The Great Railway Bazaar by Paul Theroux. Share in this epic journey through India and Asia. A testimony to the spontaneous joys of train travel, Theroux encounters a fascinating variety of places, people, foods, faiths and cultures.

Under the Tuscan Sun by Frances Mayes is for anyone who has ever dreamed of starting over in a wondrous, new place. As you share Mayes’ challenges in restoring an old villa in Italy, you’ll discover the simple, yet sensual pleasures of food, friends and village life. (And if you like the book, you might want to also check out the movie starring Diane Lane and directed by Audrey Wells.)

The Unbearable Lightness of Being by Milan Kundera will transport you to the former Czechoslovakia. In this best-selling novel about love, desire and the conflict between longings and logic, you’ll follow the lives of artists during the invasion of the Soviet Union and Warsaw Pact Allies. Also a highly acclaimed film starring Daniel Day-Lewis.

Life of Pi by Yann Martel. A young boy named Pascine Molitor Patel – known as Pi – from Pondicherry faces immeasurable hardships on the high seas when he is shipwrecked in the Pacific Ocean for 227 days. His only companions are an assortment of animals, including a Bengal tiger, who is at once his best friend and worst enemy. A spiritual adventure about what it means to be alive and to keep the faith.

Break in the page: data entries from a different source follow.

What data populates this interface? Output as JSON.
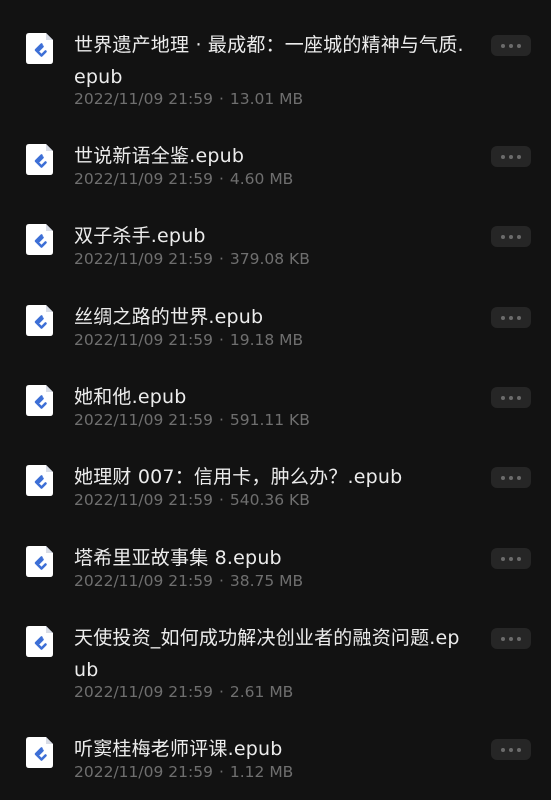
{
  "files": [
    {
      "name": "世界遗产地理 · 最成都：一座城的精神与气质.epub",
      "date": "2022/11/09 21:59",
      "size": "13.01 MB"
    },
    {
      "name": "世说新语全鉴.epub",
      "date": "2022/11/09 21:59",
      "size": "4.60 MB"
    },
    {
      "name": "双子杀手.epub",
      "date": "2022/11/09 21:59",
      "size": "379.08 KB"
    },
    {
      "name": "丝绸之路的世界.epub",
      "date": "2022/11/09 21:59",
      "size": "19.18 MB"
    },
    {
      "name": "她和他.epub",
      "date": "2022/11/09 21:59",
      "size": "591.11 KB"
    },
    {
      "name": "她理财 007：信用卡，肿么办？.epub",
      "date": "2022/11/09 21:59",
      "size": "540.36 KB"
    },
    {
      "name": "塔希里亚故事集 8.epub",
      "date": "2022/11/09 21:59",
      "size": "38.75 MB"
    },
    {
      "name": "天使投资_如何成功解决创业者的融资问题.epub",
      "date": "2022/11/09 21:59",
      "size": "2.61 MB"
    },
    {
      "name": "听窦桂梅老师评课.epub",
      "date": "2022/11/09 21:59",
      "size": "1.12 MB"
    }
  ],
  "meta_separator": "·",
  "icons": {
    "file": "epub-file-icon",
    "more": "more-options-icon"
  },
  "colors": {
    "background": "#121212",
    "icon_accent": "#3d6fd6",
    "meta_text": "#6f6f6f"
  }
}
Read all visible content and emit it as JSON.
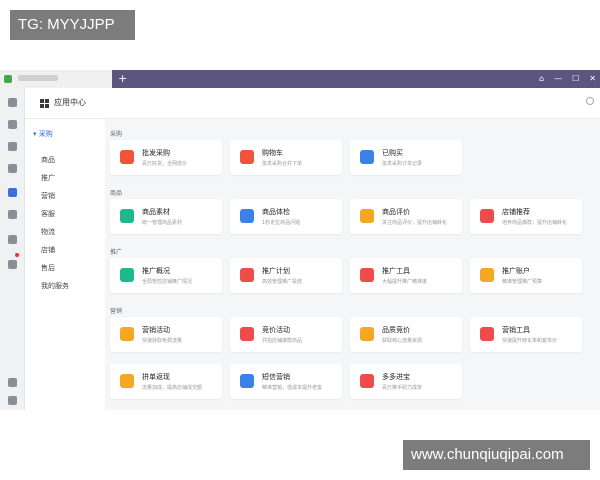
{
  "watermarks": {
    "top": "TG: MYYJJPP",
    "bottom": "www.chunqiuqipai.com"
  },
  "titlebar": {
    "new_tab": "+"
  },
  "header": {
    "title": "应用中心"
  },
  "subnav": {
    "category": "▾ 采购",
    "items": [
      "商品",
      "推广",
      "营销",
      "客服",
      "物流",
      "店铺",
      "售后",
      "我的服务"
    ]
  },
  "sections": [
    {
      "title": "采购",
      "cards": [
        {
          "title": "批发采购",
          "sub": "百万好货，全网低价",
          "icon": "wholesale-icon",
          "color": "#f0553c"
        },
        {
          "title": "购物车",
          "sub": "批发采购合并下单",
          "icon": "cart-icon",
          "color": "#f0553c"
        },
        {
          "title": "已购买",
          "sub": "批发采购订单记录",
          "icon": "order-doc-icon",
          "color": "#3b82e8"
        }
      ]
    },
    {
      "title": "商品",
      "cards": [
        {
          "title": "商品素材",
          "sub": "统一管理商品素材",
          "icon": "material-icon",
          "color": "#1fb88c"
        },
        {
          "title": "商品体检",
          "sub": "1秒定位商品问题",
          "icon": "checkup-icon",
          "color": "#3b82e8"
        },
        {
          "title": "商品评价",
          "sub": "关注商品评价，提升店铺转化",
          "icon": "review-icon",
          "color": "#f5a623"
        },
        {
          "title": "店铺推荐",
          "sub": "培养商品爆款，提升店铺转化",
          "icon": "thumbs-up-icon",
          "color": "#ef4b4b"
        }
      ]
    },
    {
      "title": "推广",
      "cards": [
        {
          "title": "推广概况",
          "sub": "全局管控店铺推广情况",
          "icon": "overview-icon",
          "color": "#1fb88c"
        },
        {
          "title": "推广计划",
          "sub": "高效管理推广投放",
          "icon": "plan-icon",
          "color": "#ef4b4b"
        },
        {
          "title": "推广工具",
          "sub": "大幅提升推广精准度",
          "icon": "megaphone-icon",
          "color": "#ef4b4b"
        },
        {
          "title": "推广账户",
          "sub": "精准管理推广预算",
          "icon": "wallet-icon",
          "color": "#f5a623"
        }
      ]
    },
    {
      "title": "营销",
      "cards": [
        {
          "title": "营销活动",
          "sub": "快速获取免费流量",
          "icon": "gift-icon",
          "color": "#f5a623"
        },
        {
          "title": "竞价活动",
          "sub": "共拍店铺爆款商品",
          "icon": "bid-icon",
          "color": "#ef4b4b"
        },
        {
          "title": "品质竞价",
          "sub": "获取核心流量资源",
          "icon": "trophy-icon",
          "color": "#f5a623"
        },
        {
          "title": "营销工具",
          "sub": "快速提升转化率和客单价",
          "icon": "flame-icon",
          "color": "#ef4b4b"
        },
        {
          "title": "拼单返现",
          "sub": "流量加成，提高店铺成交额",
          "icon": "coin-icon",
          "color": "#f5a623"
        },
        {
          "title": "短信营销",
          "sub": "精准营销，低成本提升老客",
          "icon": "sms-icon",
          "color": "#3b82e8"
        },
        {
          "title": "多多进宝",
          "sub": "百万推手助力成单",
          "icon": "treasure-icon",
          "color": "#ef4b4b"
        }
      ]
    }
  ]
}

Sheltering Sky by Paul Bowes is a dramatic and semi-autobiographical tale set in Morocco during the 20 th century. Characters Kit and Port Moresby travel to North Africa to re-ignite the passion in their marriage – only to find themselves battling the elements of nature and the impassive cruelty of the desert.

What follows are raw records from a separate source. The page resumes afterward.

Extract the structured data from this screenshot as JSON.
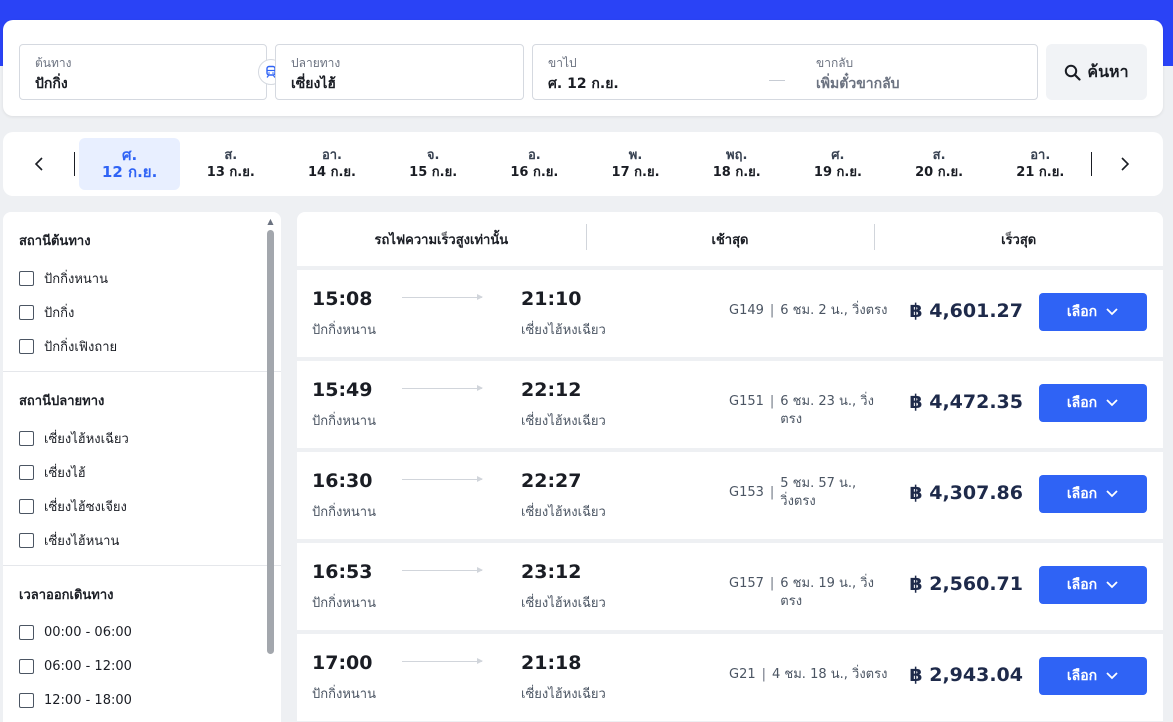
{
  "search": {
    "origin_label": "ต้นทาง",
    "origin_value": "ปักกิ่ง",
    "dest_label": "ปลายทาง",
    "dest_value": "เซี่ยงไฮ้",
    "depart_label": "ขาไป",
    "depart_value": "ศ. 12 ก.ย.",
    "return_label": "ขากลับ",
    "return_placeholder": "เพิ่มตั๋วขากลับ",
    "search_button": "ค้นหา",
    "swap_icon": "train-icon",
    "search_icon": "search-icon"
  },
  "dates": [
    {
      "dow": "ศ.",
      "dm": "12 ก.ย."
    },
    {
      "dow": "ส.",
      "dm": "13 ก.ย."
    },
    {
      "dow": "อา.",
      "dm": "14 ก.ย."
    },
    {
      "dow": "จ.",
      "dm": "15 ก.ย."
    },
    {
      "dow": "อ.",
      "dm": "16 ก.ย."
    },
    {
      "dow": "พ.",
      "dm": "17 ก.ย."
    },
    {
      "dow": "พฤ.",
      "dm": "18 ก.ย."
    },
    {
      "dow": "ศ.",
      "dm": "19 ก.ย."
    },
    {
      "dow": "ส.",
      "dm": "20 ก.ย."
    },
    {
      "dow": "อา.",
      "dm": "21 ก.ย."
    }
  ],
  "filters": {
    "origin_title": "สถานีต้นทาง",
    "origin_options": [
      "ปักกิ่งหนาน",
      "ปักกิ่ง",
      "ปักกิ่งเฟิงถาย"
    ],
    "dest_title": "สถานีปลายทาง",
    "dest_options": [
      "เซี่ยงไฮ้หงเฉียว",
      "เซี่ยงไฮ้",
      "เซี่ยงไฮ้ซงเจียง",
      "เซี่ยงไฮ้หนาน"
    ],
    "time_title": "เวลาออกเดินทาง",
    "time_options": [
      "00:00 - 06:00",
      "06:00 - 12:00",
      "12:00 - 18:00"
    ]
  },
  "tabs": [
    "รถไฟความเร็วสูงเท่านั้น",
    "เช้าสุด",
    "เร็วสุด"
  ],
  "results": [
    {
      "dep": "15:08",
      "dep_station": "ปักกิ่งหนาน",
      "arr": "21:10",
      "arr_station": "เซี่ยงไฮ้หงเฉียว",
      "train": "G149",
      "duration": "6 ชม. 2 น., วิ่งตรง",
      "price": "฿ 4,601.27",
      "button": "เลือก"
    },
    {
      "dep": "15:49",
      "dep_station": "ปักกิ่งหนาน",
      "arr": "22:12",
      "arr_station": "เซี่ยงไฮ้หงเฉียว",
      "train": "G151",
      "duration": "6 ชม. 23 น., วิ่งตรง",
      "price": "฿ 4,472.35",
      "button": "เลือก"
    },
    {
      "dep": "16:30",
      "dep_station": "ปักกิ่งหนาน",
      "arr": "22:27",
      "arr_station": "เซี่ยงไฮ้หงเฉียว",
      "train": "G153",
      "duration": "5 ชม. 57 น., วิ่งตรง",
      "price": "฿ 4,307.86",
      "button": "เลือก"
    },
    {
      "dep": "16:53",
      "dep_station": "ปักกิ่งหนาน",
      "arr": "23:12",
      "arr_station": "เซี่ยงไฮ้หงเฉียว",
      "train": "G157",
      "duration": "6 ชม. 19 น., วิ่งตรง",
      "price": "฿ 2,560.71",
      "button": "เลือก"
    },
    {
      "dep": "17:00",
      "dep_station": "ปักกิ่งหนาน",
      "arr": "21:18",
      "arr_station": "เซี่ยงไฮ้หงเฉียว",
      "train": "G21",
      "duration": "4 ชม. 18 น., วิ่งตรง",
      "price": "฿ 2,943.04",
      "button": "เลือก"
    }
  ],
  "colors": {
    "brand": "#2a43f6",
    "accent": "#2f63f5",
    "active_date_bg": "#e8efff"
  }
}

The Innocents Abroad by Mark Twain. Published in 1869, this Grand Tour of Europe and the Holy land contains clever observations on the relationship between Europeans and Americans during the 19 th century.

Seven Years in Tibet by Heinrich Harrer is the true story of his daring escape across the Himalayas to Tibet after being imprisoned in India by the British during World War II. As the eventual tutor to the Dalai Lama, the author gives an insider’s view of the Tibetan way of life. (Also check out the movie, starring Brad Pitt and David Thewlis.)

Don’t Go There! The Travel Detective’s Essential Guide to the Must-Miss Places of the World by Peter Greenberg just might be the perfect book if you’re disheartened about not going on a trip. The book lists places not to visit, including depressing destinations, crime-ridden cities, polluted beaches, cruise ships most often cited for outbreaks of intestinal viruses, and places that (literally) stink.